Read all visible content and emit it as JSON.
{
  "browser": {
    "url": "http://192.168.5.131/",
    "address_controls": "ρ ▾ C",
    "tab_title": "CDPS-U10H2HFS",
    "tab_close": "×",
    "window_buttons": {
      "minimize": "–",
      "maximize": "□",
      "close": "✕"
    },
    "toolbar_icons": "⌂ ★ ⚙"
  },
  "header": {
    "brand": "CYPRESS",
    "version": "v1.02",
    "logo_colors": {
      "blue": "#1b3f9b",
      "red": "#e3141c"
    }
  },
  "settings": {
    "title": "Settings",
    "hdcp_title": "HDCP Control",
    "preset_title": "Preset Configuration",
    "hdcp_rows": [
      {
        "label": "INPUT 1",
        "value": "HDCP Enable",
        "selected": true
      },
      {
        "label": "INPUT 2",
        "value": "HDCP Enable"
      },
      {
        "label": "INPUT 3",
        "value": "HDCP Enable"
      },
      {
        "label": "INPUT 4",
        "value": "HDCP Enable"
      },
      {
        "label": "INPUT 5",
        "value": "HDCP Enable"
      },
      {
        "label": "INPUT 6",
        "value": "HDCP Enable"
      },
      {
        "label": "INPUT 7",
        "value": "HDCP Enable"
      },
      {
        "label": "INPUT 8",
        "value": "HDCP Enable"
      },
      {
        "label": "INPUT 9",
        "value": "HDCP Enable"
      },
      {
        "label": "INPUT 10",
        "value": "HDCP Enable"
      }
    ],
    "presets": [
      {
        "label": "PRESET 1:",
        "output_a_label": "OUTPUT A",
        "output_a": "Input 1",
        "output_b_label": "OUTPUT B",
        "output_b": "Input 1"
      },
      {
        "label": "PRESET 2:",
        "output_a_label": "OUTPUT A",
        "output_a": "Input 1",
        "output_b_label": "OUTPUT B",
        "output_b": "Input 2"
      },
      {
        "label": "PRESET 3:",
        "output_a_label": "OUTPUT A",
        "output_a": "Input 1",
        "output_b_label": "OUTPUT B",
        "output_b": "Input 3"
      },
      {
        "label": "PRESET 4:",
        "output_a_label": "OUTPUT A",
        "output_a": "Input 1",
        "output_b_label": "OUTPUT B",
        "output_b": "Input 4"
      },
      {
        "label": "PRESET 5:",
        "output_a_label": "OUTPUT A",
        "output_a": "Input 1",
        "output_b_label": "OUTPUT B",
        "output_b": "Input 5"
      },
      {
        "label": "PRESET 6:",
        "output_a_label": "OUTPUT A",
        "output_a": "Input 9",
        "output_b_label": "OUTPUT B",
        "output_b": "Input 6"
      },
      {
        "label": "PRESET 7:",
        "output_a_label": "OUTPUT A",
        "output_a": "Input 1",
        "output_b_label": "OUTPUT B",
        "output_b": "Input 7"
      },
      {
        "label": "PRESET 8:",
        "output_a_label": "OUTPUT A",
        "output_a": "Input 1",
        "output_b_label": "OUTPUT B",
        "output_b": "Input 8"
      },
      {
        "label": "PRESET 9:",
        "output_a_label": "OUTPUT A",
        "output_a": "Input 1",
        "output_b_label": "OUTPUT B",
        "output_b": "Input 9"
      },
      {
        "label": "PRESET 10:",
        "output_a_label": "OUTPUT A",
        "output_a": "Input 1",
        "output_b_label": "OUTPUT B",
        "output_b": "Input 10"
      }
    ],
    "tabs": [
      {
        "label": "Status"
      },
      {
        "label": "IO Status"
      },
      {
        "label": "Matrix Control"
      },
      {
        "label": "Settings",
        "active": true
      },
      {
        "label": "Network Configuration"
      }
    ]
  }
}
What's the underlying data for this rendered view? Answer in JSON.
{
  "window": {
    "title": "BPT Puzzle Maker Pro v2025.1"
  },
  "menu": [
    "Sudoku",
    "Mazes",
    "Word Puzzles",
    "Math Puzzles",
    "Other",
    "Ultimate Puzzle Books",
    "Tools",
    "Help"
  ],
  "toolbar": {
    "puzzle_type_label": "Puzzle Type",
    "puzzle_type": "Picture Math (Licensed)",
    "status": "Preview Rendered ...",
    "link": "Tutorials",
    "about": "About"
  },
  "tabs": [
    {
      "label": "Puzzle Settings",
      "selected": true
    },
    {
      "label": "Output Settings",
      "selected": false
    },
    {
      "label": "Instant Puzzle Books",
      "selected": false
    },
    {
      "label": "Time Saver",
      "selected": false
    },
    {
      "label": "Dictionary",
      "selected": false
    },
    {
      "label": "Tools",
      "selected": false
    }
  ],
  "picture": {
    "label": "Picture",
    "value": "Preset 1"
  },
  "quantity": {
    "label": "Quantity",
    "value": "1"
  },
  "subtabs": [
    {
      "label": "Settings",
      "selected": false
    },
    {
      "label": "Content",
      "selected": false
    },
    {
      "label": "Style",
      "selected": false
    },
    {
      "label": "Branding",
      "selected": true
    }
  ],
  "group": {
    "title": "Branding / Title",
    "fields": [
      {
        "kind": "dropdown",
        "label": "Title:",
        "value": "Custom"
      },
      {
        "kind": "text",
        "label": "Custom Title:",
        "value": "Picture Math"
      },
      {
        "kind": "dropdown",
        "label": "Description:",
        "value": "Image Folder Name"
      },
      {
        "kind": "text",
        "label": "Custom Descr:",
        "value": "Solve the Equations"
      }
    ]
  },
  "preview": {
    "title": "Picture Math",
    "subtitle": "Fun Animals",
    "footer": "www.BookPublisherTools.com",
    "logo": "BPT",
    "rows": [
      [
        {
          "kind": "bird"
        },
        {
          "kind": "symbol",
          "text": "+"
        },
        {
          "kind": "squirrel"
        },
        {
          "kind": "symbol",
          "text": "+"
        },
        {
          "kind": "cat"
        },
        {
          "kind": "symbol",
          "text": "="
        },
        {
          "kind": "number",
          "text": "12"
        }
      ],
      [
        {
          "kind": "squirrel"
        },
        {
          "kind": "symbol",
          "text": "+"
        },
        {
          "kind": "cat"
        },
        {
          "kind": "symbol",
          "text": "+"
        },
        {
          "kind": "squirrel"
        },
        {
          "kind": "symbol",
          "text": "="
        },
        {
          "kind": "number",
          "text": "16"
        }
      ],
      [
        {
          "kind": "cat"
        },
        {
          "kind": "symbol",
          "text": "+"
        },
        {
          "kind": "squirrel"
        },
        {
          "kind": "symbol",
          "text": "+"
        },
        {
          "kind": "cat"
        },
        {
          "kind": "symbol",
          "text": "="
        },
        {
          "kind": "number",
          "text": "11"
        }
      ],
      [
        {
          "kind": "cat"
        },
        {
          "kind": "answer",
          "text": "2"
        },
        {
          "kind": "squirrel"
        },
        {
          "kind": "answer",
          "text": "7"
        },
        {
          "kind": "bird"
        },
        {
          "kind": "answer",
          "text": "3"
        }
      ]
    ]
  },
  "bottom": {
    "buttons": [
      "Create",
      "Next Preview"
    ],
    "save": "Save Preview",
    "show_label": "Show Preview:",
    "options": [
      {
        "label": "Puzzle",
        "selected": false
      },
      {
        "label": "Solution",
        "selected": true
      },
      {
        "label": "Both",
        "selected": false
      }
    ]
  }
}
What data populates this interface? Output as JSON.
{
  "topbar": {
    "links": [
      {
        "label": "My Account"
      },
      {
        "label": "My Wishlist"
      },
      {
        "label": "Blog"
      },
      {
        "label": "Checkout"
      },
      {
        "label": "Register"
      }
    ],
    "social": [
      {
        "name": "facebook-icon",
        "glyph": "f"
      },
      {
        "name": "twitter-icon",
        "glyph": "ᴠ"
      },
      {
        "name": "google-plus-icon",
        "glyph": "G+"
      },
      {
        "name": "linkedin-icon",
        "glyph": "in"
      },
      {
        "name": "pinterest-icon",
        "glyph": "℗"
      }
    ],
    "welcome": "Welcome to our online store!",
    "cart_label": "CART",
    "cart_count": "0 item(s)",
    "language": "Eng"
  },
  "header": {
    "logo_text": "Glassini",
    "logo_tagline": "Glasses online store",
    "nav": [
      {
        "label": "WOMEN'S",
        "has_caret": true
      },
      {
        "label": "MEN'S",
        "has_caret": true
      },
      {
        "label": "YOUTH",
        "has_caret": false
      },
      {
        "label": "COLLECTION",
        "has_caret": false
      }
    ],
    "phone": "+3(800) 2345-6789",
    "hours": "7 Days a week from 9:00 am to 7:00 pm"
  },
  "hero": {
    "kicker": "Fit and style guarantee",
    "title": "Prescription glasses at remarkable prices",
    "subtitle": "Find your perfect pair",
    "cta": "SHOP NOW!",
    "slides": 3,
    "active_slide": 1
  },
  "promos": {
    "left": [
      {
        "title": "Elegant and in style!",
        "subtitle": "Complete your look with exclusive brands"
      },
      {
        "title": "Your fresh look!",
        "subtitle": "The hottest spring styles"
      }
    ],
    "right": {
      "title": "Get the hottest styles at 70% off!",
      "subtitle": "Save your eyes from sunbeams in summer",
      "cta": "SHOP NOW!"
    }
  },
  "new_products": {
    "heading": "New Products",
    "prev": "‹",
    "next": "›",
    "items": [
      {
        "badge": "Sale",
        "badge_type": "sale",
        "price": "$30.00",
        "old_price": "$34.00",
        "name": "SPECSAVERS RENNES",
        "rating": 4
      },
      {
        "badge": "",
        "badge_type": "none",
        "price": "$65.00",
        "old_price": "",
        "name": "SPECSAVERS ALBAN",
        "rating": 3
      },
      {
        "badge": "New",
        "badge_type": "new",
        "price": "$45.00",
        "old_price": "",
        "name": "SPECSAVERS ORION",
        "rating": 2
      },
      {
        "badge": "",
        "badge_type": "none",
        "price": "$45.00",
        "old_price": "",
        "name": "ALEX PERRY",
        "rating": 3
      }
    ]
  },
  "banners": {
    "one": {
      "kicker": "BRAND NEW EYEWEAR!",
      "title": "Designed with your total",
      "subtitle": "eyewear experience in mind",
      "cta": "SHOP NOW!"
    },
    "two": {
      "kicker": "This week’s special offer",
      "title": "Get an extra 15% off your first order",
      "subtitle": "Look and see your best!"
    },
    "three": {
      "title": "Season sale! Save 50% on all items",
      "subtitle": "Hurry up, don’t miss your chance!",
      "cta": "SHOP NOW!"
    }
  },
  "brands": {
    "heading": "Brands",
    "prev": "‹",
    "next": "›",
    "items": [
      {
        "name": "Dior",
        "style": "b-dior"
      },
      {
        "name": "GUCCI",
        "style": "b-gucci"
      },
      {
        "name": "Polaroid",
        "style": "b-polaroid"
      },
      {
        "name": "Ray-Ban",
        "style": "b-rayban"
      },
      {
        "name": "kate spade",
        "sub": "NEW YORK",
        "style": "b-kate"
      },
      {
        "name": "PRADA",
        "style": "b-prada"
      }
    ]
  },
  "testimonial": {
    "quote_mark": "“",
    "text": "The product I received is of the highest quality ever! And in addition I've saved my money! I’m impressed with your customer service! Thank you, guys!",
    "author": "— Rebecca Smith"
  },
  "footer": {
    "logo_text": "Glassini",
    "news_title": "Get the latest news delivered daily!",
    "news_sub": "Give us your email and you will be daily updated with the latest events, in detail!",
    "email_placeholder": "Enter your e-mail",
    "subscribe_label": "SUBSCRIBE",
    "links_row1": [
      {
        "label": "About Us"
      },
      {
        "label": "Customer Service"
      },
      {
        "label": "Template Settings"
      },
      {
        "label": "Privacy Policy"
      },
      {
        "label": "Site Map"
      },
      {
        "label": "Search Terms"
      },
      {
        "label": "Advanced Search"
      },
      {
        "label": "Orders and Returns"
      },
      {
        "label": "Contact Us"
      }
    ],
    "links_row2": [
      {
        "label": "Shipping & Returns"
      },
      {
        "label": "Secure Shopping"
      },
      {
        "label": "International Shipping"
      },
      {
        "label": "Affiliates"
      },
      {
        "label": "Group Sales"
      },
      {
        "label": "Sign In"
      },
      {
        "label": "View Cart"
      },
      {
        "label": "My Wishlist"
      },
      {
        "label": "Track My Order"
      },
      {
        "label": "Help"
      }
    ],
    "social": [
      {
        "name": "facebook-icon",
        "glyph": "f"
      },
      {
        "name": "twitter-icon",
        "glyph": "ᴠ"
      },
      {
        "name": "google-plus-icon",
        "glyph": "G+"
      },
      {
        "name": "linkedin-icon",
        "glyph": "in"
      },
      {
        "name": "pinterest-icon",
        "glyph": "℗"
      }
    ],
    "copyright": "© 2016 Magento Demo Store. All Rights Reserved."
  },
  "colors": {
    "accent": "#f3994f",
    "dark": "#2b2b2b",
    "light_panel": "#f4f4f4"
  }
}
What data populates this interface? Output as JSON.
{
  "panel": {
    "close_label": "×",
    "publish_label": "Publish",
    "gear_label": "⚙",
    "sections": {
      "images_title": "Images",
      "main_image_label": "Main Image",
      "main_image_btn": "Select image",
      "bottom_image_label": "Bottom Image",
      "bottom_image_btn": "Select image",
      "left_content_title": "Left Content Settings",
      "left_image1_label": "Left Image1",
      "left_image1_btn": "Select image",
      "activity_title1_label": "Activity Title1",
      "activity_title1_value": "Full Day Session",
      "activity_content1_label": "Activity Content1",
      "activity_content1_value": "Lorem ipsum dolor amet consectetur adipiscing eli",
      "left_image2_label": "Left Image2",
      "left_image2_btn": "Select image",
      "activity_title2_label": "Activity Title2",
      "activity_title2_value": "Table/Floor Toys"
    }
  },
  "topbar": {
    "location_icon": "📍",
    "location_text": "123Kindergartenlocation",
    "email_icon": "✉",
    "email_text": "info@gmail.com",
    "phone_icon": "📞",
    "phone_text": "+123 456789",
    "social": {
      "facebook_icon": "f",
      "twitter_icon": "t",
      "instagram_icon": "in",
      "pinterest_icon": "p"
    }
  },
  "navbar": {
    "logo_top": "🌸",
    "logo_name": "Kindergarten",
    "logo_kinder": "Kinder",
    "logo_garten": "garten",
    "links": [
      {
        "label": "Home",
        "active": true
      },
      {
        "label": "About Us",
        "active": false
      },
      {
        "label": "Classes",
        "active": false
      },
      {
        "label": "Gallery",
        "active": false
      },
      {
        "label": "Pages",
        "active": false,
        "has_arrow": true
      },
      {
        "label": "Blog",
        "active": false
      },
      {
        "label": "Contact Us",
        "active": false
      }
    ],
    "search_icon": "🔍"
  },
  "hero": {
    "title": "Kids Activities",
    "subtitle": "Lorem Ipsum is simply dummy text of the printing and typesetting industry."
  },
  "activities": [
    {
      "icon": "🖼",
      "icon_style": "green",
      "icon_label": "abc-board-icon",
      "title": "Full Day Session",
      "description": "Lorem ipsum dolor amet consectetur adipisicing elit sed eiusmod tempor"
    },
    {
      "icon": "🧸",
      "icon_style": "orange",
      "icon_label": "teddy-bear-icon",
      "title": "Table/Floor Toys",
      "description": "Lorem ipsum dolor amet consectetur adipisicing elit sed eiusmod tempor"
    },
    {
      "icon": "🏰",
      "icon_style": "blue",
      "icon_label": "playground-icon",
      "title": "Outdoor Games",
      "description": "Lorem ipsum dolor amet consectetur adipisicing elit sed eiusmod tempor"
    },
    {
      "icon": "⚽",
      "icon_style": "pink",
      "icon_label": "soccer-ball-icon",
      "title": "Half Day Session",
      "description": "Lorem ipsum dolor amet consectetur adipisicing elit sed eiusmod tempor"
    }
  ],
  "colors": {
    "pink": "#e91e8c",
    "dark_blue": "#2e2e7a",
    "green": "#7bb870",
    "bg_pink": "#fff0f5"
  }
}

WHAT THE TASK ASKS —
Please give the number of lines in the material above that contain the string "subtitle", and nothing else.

ANSWER —
9